There are romantic stories about the idea that his wife, or the memory of her, inspired him to build his “Island Home,” because “she had loved the forest land by the river, and had wished for a white country house with large rooms for entertaining relatives and friends.” It was a summer home across the river where he never slept, but held receptions. It still stands on the campus of the Tennessee School for the Deaf.
Perez lived as an unattached widower for 55 years after his one and only wife died. He’s buried at Old Gray Cemetery. A sister and some other relatives are nearby, but his wife is buried back in Massachusetts. When she died here so long before, Old Gray wasn’t even new yet.
She appears, dark eyed, beautiful, and forever young, in a large and haunting portrait hanging in the main reading room at the McClung Collection. In the deep background, like a mirage, is the Main Street house where she died.
Torn down in the ‘50s to make way for a parking lot, the briefly “happy home” stood on the site of what’s now the Bank of America building.
Finally is the story of two couples with something in common, that is, the fellow in the union.
6 & 7. Ole Diamond and Toto. And Sapphire.
Diamond was from Africa, an eight-ton bull elephant who’d been traveling with the circus, the Greatest Show on Earth, in fact, the Ringing Brothers, Barnum and Bailey Circus. It happened to be in Knoxville in 1963 when the people in charge decided the elephant, sometimes described as the largest African elephant in captivity, was unmanageable. The circus donated the elephant to what was then a modest Municipal Zoo at Chilhowee Park.
Knoxville was at first grateful, but after a couple of years, the mayor of Knoxville, who was partly responsible for the little zoo, started to realize why the circus had a problem with this fellow. He proposed finding another home for the big guy, but a popular outcry to “Save Ole Diamond” suggested other options.
In 1975, the growing and ambitious Knoxville Zoo thought they’d put the big elephant’s hormones to productive work. At the time, no African elephant had ever been born in America. The Knoxville Zoo acquired a female elephant from the Memphis Zoo, named Sapphire—and borrowed another female elephant named Toto from the Bronx Zoo.
Ole Diamond and Toto hit it off right away. Then Toto did something no one had ever done in the history of the Western Hemisphere. In 1978, she gave birth to a baby elephant.
It didn’t get quite as much press, two months later, when thanks to Ole Diamond’s apparently equal fascination with Sapphire, the second elephant ever born in the Americas appeared. She would be named Hillary, and she wouldn’t get nearly as much attention as Little Diamond did, but that may have been fine with her.

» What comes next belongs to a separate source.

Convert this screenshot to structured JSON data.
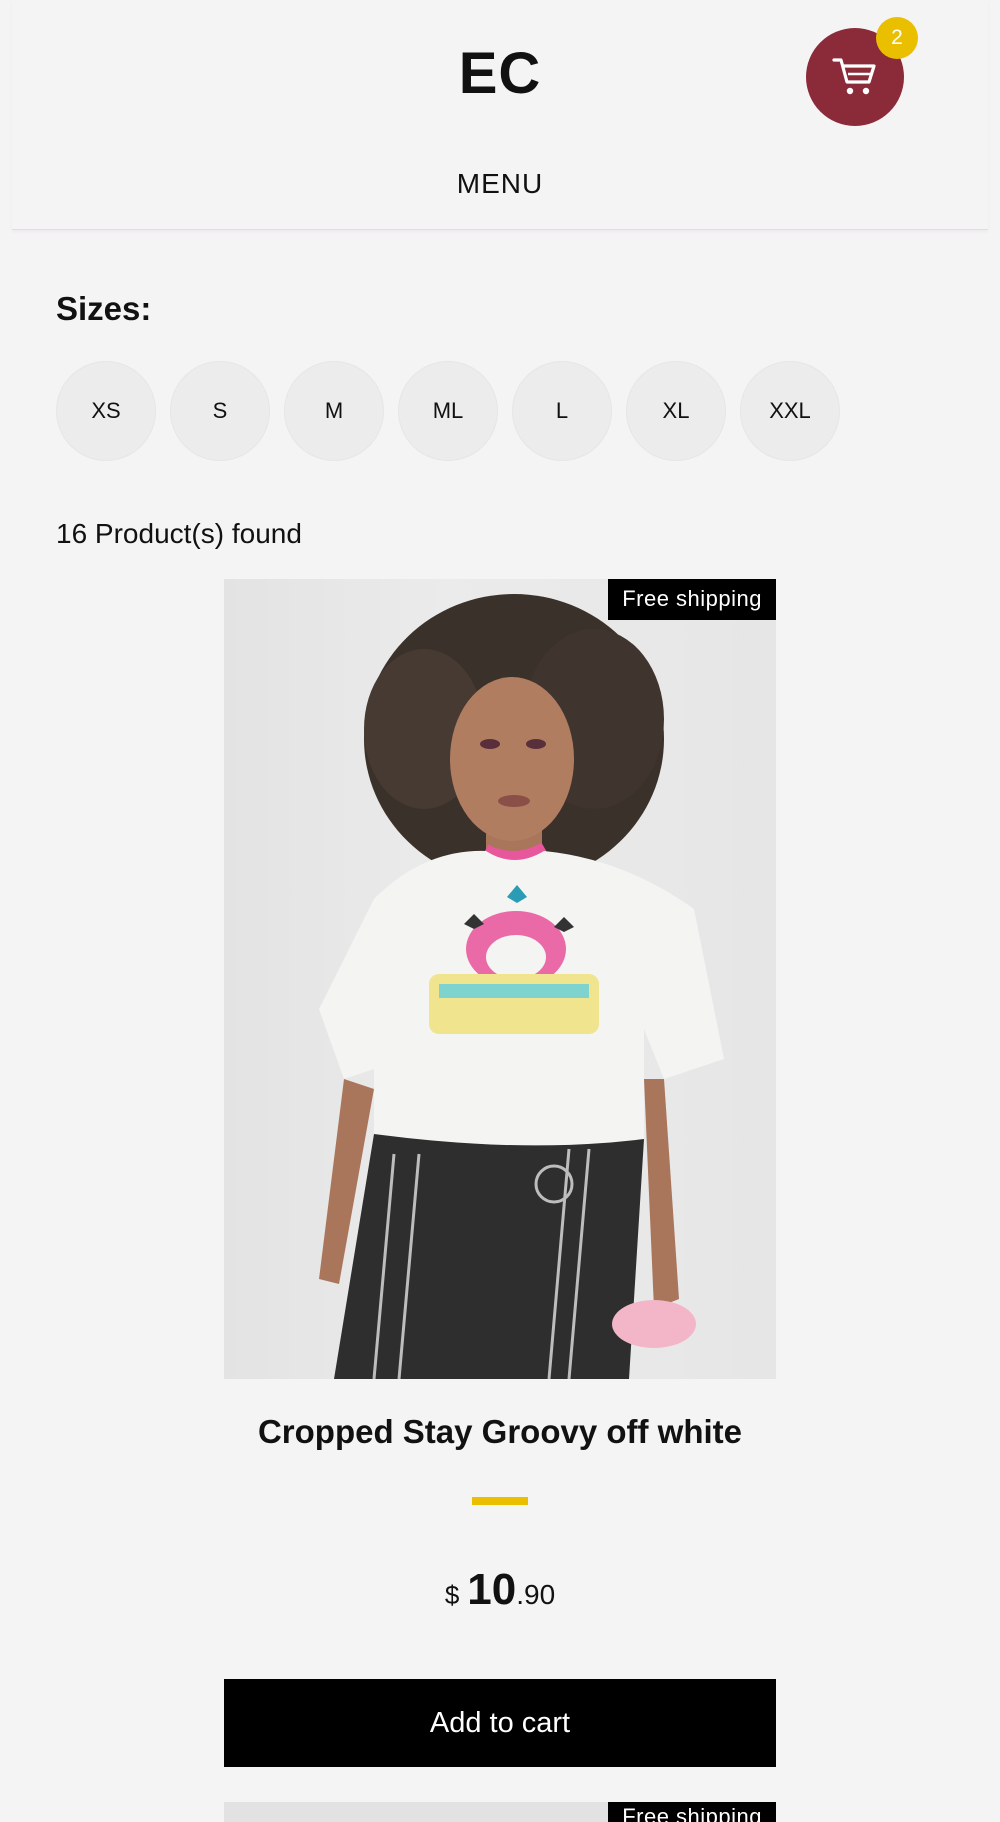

Ole Diamond died in 1980, and none of his blended family is still around. But at Zoo Knoxville you can see where the magic happened.